Powered by a 7.0liter LS7 V8, you can expect 505 horsepower and 481 pound-feet of torque. While that is 75 horsepower less than the most-powerful Camaro trim level, the ZL1’s 6.2L LSA, the LS7 at the heart of the Z/28 is natural aspirated. Small Block chief engineer and program manager, Jordan Lee has this to say:
“The LS7 is ideal for road racing because it delivers amazing performance in a compact, lightweight package. The broad torque curve and high redline of the LS7 mean fewer shifts are required for each lap, while the lightweight design improves the front-to-rear weight balance for better handling.”
To further prove it is truly an enthusiast’s car, Chevrolet is not offering a slush box automatic as an option. You will be shifting at 7,000RPM six times and a limited slip differential, standard equipment on the Z/28, will keep all that power on the road.
While the chief rival, the Ford Mustang Boss 302, loses the back seat, Chevy has opted to keep the Z/28 as a 2+2.

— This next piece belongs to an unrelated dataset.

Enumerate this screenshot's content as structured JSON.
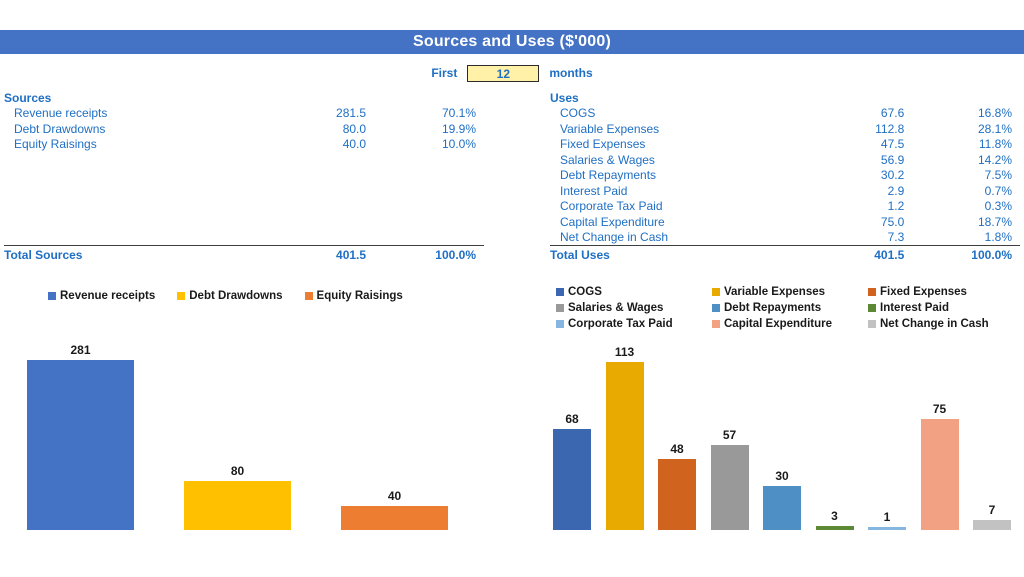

“We felt it was important to keep the 2+2 configuration of the Camaro Z/28 as Chevrolet already has a world-class two-seat sports car in the Corvette,” Camaro chief engineer Al Oppenheiser said. “By modifying the construction of the rear seat, we were able to reduce the overall weight of the Z/28 while still preserving the flexibility of 2+2 seating.”
GM.com reports that by removing the seat-back pass through and using high-density foam in place of the rigid structure of the seat back, nine pounds were saved. The front seats are aggressively bolstered Recaro’s found on the coupe versions of the SS and ZL1 Camaro’s. To save more weight, old fashioned GM went with old fashioned manual seat adjustment.
One option that is not standard for the high price tag is the six-speaker stereo and air conditioning. Expect an added cost of $1,150 if you opt for it.